|Photo by Bruno Salaroli (Internet Bird Collection)
Cipo canastero (en); lenheiro-da-Serra-do-Cipó (pt); synallaxe du Cipo (fr); canastero de Cipó (es); Minas Gerais-canastero (de)
This species is endemic to Minas Gerais, in south-eastern Brazil, being found between Belo Horizonte and Montes Claros, especially at the Serra do Cipó National park and along the Espinhaço mountain range.
These birds are 15-17 cm long and weigh 25-31 g.
The cipo canastero is found in isolated rocky outcrops, dry, high-altitude scrublands and grasslands, at altitudes of 1.000-2.000 m.
They feed on various invetebrates, which they glean from the ground, rock crevices and scrubs.
Cipo canasteros are monogamous and breed in August-February.

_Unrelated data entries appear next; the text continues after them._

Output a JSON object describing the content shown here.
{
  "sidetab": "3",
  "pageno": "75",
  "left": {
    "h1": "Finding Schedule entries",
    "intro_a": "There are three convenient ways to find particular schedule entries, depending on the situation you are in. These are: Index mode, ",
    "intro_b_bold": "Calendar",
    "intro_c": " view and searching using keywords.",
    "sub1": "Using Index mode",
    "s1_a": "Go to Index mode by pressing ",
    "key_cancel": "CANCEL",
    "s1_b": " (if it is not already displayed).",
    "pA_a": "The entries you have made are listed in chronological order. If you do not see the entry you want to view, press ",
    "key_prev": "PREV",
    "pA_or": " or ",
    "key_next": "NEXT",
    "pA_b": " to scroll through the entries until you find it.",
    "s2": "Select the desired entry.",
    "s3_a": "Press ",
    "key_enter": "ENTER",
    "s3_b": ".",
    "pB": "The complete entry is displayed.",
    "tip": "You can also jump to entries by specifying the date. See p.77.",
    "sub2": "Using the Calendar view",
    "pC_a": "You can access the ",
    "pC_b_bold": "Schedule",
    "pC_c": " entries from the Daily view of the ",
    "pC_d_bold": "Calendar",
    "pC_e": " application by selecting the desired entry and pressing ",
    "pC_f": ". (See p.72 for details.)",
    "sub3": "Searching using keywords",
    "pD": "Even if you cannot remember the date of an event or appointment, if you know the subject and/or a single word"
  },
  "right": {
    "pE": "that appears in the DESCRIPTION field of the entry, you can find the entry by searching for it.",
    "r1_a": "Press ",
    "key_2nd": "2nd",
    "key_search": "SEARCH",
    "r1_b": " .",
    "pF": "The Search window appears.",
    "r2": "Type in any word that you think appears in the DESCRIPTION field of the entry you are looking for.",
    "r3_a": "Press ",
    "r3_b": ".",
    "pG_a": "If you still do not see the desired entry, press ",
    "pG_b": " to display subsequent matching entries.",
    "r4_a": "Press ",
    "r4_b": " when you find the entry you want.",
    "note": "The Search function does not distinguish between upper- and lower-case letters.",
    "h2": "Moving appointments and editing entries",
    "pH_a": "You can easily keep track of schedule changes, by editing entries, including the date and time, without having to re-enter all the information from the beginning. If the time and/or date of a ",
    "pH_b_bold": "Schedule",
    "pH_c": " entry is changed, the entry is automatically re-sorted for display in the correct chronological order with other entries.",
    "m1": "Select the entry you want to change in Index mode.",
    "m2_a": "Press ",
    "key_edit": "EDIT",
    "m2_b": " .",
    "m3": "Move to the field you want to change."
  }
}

The nest is a spherical or conical structure made of sticks, mud, dry material and moss, which is placed on a scrub near the ground and has a small entrance hole located on the top, with a tunnel that leads to an incubation chamber covered in feathers and dry fibres. There the female lays 2-3 eggs which are incubated by both parents for 23 days. The chicks are fed by both parents and fledge 20 days after hatching, but only become fully independent 1 month later.
IUCN status – NT (Near-Threatened)
This species has a relatively small breeding range and a global population estimated at 50.000-10.000 individuals. This species was only discovered in 1985 and it was initially believed to have a very small and isolated population. However, later it was found to be relativelly widespread over its range. The population is suspected to be stable over most of its range, with localized declines owing to habitat degradation and some localised brood-parasitism by shiny cowbirds Molothrus bonariensis.